* PROBLEM DETAILS *
Go through the data and copy every line in which "handle" appears.

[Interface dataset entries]
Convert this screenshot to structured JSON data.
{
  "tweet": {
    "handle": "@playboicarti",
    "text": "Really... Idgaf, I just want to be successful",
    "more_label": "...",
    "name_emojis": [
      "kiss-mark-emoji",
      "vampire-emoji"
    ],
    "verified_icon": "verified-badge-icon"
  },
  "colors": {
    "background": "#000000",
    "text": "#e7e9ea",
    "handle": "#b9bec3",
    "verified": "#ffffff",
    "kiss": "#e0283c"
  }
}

* SOLUTION TO THIS PROBLEM *
    "handle": "@playboicarti",
    "handle": "#b9bec3",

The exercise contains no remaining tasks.